Hockney's evidence is often circumstantial, since painting was (and often is) a secretive and competitive business. Still, he offers a good story, and the second half of the book adds a strong foundation of written records to the structure. This is the book's weakness, though. Hockney is an artist, not a historian or optical technologist.Read more ›
While at times Mr. Hockney may overstate the possible use of optics where supreme draughtmanship might explain the mastery of the old masters, his ideas are certainly intriguing and merit further examination. It was especially interesting to me to watch Hockney's own mark-making 'improve' as he himself practised drawing portraits using an optical device invented in the early 19th century. I even found myself thinking, "Hey, where can I get my hands on a camera lucida and give this a whirl, too?"
Despite whatever academic faults one might find with Hockney's method of establishing his theory, the book itself is a joy. Hockney approaches this topic with unabashed enthusiasm, and rewards the reader with lavish and well-elucidated visual aids.
Most Recent Customer Reviews
The ability to see classic works of art through the eyes of one of the most interesting and influential artists of our time is why I bought this book. Read morePublished 17 days ago by Wende Mate
Great quality on one of the best books or our generation. If you are an artist, writer, graphic designer or illustrator don't miss it.Published 1 month ago by Daniel Sáenz
Just what I was looking for to substantiate my position on using anything at an artist's disposal to make his/her work as realistic as possible.
Hockney makes a very interesting argument that cannot and should not be ignored. The images in this book are of the highest quality. A great read for anyone interested in the arts.Published 4 months ago by Michael Blasavage
This book is great. it really explains through time how artists' skill were able to transition so quickly. The pictures are super helpful and large. Read morePublished 5 months ago by julianna kufeldt

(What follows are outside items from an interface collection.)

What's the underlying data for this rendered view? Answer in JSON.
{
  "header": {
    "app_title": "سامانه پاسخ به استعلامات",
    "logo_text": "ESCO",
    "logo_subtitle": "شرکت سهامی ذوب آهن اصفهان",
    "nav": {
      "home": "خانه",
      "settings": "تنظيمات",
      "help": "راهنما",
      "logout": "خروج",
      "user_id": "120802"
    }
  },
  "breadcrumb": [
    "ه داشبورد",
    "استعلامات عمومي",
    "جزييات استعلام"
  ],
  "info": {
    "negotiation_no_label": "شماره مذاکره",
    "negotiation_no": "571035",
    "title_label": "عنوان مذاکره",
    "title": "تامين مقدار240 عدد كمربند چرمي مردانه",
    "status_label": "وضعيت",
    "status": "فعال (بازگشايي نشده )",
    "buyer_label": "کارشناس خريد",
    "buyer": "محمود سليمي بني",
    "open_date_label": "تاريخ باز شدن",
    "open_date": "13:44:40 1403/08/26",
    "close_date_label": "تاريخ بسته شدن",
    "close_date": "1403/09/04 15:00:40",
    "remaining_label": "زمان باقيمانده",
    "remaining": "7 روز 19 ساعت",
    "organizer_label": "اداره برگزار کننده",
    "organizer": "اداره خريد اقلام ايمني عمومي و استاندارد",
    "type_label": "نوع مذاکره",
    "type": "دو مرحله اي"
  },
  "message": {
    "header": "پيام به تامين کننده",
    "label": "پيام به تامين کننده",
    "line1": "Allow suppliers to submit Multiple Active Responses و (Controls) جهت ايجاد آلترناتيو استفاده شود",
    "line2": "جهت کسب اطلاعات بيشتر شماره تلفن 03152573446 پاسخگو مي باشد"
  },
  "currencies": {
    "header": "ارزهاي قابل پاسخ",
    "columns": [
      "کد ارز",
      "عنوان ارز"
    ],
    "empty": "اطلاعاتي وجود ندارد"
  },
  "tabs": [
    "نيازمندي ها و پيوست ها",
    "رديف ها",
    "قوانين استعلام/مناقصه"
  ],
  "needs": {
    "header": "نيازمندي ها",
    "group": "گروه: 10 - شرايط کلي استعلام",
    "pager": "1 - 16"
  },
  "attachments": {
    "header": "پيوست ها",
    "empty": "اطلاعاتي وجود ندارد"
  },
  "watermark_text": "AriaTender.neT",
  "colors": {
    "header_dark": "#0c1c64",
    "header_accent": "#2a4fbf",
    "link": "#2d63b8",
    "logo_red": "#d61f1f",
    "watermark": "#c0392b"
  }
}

Saw book years ago, could not afford, now it's updated! He is a fantastic person!!!!Published 8 months ago by Randall Laue